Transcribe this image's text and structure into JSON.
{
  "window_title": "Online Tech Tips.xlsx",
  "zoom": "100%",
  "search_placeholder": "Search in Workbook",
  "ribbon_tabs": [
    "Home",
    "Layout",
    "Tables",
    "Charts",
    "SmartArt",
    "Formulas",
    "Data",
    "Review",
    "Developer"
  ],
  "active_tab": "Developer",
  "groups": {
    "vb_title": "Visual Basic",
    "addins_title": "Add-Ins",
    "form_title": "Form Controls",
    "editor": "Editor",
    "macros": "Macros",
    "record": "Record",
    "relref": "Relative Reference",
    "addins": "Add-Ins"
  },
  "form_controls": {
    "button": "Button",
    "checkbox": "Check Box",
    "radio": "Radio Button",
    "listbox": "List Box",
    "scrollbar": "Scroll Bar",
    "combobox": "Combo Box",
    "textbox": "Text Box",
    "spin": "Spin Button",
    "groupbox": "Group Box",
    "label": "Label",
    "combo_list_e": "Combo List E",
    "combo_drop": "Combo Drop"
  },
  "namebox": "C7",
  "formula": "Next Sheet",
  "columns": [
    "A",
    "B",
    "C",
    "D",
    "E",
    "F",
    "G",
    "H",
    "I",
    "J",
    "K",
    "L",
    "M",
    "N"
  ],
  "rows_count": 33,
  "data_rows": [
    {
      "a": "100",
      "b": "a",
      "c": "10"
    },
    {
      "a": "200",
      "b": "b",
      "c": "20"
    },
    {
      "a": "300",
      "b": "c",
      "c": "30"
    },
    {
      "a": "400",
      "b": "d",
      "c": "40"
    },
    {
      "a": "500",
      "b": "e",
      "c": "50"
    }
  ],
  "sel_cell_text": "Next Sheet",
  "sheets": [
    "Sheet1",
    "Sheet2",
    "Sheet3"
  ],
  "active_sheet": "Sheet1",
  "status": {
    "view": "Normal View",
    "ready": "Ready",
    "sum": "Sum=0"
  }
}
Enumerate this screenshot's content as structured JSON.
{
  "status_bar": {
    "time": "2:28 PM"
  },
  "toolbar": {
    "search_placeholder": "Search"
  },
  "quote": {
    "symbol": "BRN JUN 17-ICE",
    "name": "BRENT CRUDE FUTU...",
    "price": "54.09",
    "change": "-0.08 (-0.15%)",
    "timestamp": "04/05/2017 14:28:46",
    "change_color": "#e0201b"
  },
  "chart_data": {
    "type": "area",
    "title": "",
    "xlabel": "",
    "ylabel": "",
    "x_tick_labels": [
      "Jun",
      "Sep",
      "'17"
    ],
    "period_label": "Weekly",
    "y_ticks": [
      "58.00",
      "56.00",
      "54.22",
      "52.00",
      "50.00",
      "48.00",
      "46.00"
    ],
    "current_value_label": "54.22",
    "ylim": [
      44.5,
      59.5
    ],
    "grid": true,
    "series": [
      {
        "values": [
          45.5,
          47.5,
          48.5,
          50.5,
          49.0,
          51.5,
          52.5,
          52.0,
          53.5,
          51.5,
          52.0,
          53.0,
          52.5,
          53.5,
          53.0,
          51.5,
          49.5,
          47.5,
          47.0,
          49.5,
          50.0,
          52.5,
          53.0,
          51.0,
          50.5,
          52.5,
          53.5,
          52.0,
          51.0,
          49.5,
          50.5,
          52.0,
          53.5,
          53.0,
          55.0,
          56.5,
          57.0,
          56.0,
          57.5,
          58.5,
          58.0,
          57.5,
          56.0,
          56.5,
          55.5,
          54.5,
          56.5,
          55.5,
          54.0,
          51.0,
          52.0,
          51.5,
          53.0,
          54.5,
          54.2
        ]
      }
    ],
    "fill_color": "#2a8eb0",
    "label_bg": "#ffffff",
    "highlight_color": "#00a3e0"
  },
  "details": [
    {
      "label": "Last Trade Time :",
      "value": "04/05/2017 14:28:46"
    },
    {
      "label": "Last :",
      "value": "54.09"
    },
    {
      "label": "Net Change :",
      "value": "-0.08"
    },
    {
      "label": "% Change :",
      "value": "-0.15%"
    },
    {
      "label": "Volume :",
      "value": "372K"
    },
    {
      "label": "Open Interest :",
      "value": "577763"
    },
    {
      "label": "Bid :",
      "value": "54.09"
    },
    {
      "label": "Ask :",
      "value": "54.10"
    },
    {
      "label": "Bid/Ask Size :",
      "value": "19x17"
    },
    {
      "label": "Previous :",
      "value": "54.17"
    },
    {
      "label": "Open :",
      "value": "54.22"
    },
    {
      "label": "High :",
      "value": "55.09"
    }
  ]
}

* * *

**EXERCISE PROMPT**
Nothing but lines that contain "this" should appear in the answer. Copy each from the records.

**TASK RESULT**
Transcribe this image's text and structure into JSON.
Enumerate this screenshot's content as structured JSON.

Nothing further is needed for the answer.